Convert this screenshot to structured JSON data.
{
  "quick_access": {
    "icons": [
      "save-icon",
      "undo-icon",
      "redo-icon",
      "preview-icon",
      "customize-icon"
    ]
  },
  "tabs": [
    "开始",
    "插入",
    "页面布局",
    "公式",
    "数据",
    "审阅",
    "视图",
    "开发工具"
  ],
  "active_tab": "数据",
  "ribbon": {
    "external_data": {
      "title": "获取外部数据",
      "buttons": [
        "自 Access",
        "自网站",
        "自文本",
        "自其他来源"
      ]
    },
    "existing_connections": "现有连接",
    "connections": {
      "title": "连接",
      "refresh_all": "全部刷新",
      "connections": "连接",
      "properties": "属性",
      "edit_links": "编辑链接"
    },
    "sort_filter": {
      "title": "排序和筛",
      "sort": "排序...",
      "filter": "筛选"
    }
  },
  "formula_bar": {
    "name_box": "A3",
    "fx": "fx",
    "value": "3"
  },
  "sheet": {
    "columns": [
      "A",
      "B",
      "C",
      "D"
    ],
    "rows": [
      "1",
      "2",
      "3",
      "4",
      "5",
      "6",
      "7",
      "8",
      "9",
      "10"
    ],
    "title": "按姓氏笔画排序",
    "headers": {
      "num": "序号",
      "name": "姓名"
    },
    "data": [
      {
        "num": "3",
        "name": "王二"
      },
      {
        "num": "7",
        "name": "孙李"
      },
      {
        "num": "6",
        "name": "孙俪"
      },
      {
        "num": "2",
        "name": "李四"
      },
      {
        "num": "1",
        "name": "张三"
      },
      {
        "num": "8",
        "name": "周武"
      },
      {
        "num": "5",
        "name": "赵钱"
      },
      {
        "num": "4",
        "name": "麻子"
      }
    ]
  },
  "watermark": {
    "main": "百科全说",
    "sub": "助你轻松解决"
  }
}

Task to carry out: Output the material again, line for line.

Exercise result:
Convert this screenshot to structured JSON data.
{
  "quick_access": {
    "icons": [
      "save-icon",
      "undo-icon",
      "redo-icon",
      "preview-icon",
      "customize-icon"
    ]
  },
  "tabs": [
    "开始",
    "插入",
    "页面布局",
    "公式",
    "数据",
    "审阅",
    "视图",
    "开发工具"
  ],
  "active_tab": "数据",
  "ribbon": {
    "external_data": {
      "title": "获取外部数据",
      "buttons": [
        "自 Access",
        "自网站",
        "自文本",
        "自其他来源"
      ]
    },
    "existing_connections": "现有连接",
    "connections": {
      "title": "连接",
      "refresh_all": "全部刷新",
      "connections": "连接",
      "properties": "属性",
      "edit_links": "编辑链接"
    },
    "sort_filter": {
      "title": "排序和筛",
      "sort": "排序...",
      "filter": "筛选"
    }
  },
  "formula_bar": {
    "name_box": "A3",
    "fx": "fx",
    "value": "3"
  },
  "sheet": {
    "columns": [
      "A",
      "B",
      "C",
      "D"
    ],
    "rows": [
      "1",
      "2",
      "3",
      "4",
      "5",
      "6",
      "7",
      "8",
      "9",
      "10"
    ],
    "title": "按姓氏笔画排序",
    "headers": {
      "num": "序号",
      "name": "姓名"
    },
    "data": [
      {
        "num": "3",
        "name": "王二"
      },
      {
        "num": "7",
        "name": "孙李"
      },
      {
        "num": "6",
        "name": "孙俪"
      },
      {
        "num": "2",
        "name": "李四"
      },
      {
        "num": "1",
        "name": "张三"
      },
      {
        "num": "8",
        "name": "周武"
      },
      {
        "num": "5",
        "name": "赵钱"
      },
      {
        "num": "4",
        "name": "麻子"
      }
    ]
  },
  "watermark": {
    "main": "百科全说",
    "sub": "助你轻松解决"
  }
}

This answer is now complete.